The character La Blanche in Kate Chopin's "Désirée's Baby" is important throughout the story. The name itself is significant, as has been said, because it literally means "the white." This entire story focuses on race, so the name is meant to indicate that this slave, whose cabin is near the main house, is one who could, given the right circumstances, pass for white. This ability to pass is extremely important for Armand, whom I would argue, is aware of his mixed heritage.
In the story, La Blanche is the mother of the "little quadroon" boy fanning the baby. It is in her looking back and forth between La Blanche's boy and her own son that Désirée first becomes aware of what so many others have already noticed: her son and La Blanche's son are the same color—they are both mixed.

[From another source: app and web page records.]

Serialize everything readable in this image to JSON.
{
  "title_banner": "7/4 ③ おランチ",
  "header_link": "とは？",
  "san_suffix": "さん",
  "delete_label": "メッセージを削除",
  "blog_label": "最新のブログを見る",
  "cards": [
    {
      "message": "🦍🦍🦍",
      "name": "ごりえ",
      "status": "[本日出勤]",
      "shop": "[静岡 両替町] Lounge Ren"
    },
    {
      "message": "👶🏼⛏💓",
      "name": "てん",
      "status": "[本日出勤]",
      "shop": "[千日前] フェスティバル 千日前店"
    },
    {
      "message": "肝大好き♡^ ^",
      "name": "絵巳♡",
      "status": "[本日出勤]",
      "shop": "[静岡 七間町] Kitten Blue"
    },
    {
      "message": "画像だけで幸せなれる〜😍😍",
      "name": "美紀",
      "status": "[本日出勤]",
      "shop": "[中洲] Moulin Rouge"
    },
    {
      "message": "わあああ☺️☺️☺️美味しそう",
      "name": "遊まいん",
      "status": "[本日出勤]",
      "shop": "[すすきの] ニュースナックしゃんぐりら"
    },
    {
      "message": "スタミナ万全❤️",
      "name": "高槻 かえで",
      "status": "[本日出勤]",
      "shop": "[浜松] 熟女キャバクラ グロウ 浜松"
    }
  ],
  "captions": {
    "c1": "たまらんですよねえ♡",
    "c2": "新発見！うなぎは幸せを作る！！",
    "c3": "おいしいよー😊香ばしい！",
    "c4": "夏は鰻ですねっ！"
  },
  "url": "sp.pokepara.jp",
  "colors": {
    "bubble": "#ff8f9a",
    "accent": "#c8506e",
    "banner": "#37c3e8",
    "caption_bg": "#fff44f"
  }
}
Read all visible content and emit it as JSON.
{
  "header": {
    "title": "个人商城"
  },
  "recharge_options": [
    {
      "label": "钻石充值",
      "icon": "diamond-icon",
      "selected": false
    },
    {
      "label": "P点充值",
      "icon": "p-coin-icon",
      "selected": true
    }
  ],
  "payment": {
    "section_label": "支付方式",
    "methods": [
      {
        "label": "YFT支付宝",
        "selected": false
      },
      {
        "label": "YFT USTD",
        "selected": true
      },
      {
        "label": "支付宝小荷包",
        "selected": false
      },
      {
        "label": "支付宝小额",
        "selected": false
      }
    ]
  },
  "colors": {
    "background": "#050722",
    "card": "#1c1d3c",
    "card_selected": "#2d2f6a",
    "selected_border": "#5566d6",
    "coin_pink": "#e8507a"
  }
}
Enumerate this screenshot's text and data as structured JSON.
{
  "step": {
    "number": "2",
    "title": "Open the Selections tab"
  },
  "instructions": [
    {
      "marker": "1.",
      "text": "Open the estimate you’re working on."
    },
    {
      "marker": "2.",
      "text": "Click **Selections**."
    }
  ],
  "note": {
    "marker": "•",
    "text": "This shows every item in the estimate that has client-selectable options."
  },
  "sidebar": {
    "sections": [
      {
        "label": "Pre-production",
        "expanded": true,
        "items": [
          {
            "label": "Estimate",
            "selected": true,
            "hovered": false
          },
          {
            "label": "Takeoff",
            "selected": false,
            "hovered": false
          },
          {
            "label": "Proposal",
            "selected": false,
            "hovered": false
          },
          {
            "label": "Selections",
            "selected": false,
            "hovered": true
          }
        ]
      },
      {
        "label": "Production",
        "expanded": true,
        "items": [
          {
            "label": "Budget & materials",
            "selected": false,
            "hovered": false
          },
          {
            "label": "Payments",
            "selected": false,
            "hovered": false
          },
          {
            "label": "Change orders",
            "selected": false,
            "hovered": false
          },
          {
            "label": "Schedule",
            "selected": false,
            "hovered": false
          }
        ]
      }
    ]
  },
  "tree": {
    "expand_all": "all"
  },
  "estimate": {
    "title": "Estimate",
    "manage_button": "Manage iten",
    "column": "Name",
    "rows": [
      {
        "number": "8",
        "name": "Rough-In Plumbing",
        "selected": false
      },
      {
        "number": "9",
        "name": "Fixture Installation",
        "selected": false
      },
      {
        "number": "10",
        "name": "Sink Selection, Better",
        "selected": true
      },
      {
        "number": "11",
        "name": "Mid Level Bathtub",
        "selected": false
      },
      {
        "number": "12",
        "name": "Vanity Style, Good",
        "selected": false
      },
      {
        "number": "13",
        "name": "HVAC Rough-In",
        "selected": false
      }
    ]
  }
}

Hidden or mysterious identity his suggested throughout the story. Désirée is first found in the "shadow or a column" and is of unknown parentage. It is not surprising that the mixed child might be attributed to her "obscure origins." But a closer reading will reveal that it is Armand whose surroundings are secretive. The very description of L'Abri, the plantation, indicates obscurity with its "roof [that] came down steep and black like a cowl, reaching out beyond the wide galleries that encircled the yellow stuccoed house." A cowl is the hood of a monk's robe and obscures his face. This "cowl" is black and hangs over the "yellow" house like a dark secret. Note that the nursemaid, Zandrine, is also called "yellow," a color that indicates mixed heritage. So if a dark secret covers a house whose color indicates mixed race, it suggests that what is being covered is the family's mixed race.
Some have argued that Armand only learned that his quadroon child was a result of his own mixed race after the presumed death of his wife and baby, but I would argue that he knew all along and was hoping for a child that was white enough to pass—a child "as white as La Blanche." This knowledge would explain his rush to marry Désirée, whose shadowy ancestry could be used as an excuse should he father a child who was "not white." He could blame his wife, who, too, was "as white as La Blanche."
The fact that La Blanche lived so conveniently close to the main house, that Armand frequented her cabin, and that she had children might suggest that Armand was her son's father. Her son, a quadroon, is darker than La Blanche. Armand, as Désirée points out when Armand accuses her of being "not white," is also darker than Désirée, who Armand retorts, is "as white as La Blanche."
La Blanche, the whitest slave, represents a person of mixed race who is white enough to pass for white. Had her heritage been unknown, like Armand's and Desiree's, she could have passed for white.
But since the child did not pass, Armand was forced to blame his wife. He was forced to burn the last remaining trace of his own heritage, the letter from his mother. I find it difficult to argue that he was unaware of this letter, which he kept in the same drawer as his letters from Désirée. I also find it difficult to argue that he, who was eight years of age when his mother passed away, was unaware of his heritage, unless, she, too, was "as white as La Blanche," belonged "the race that is cursed with the brand of slavery."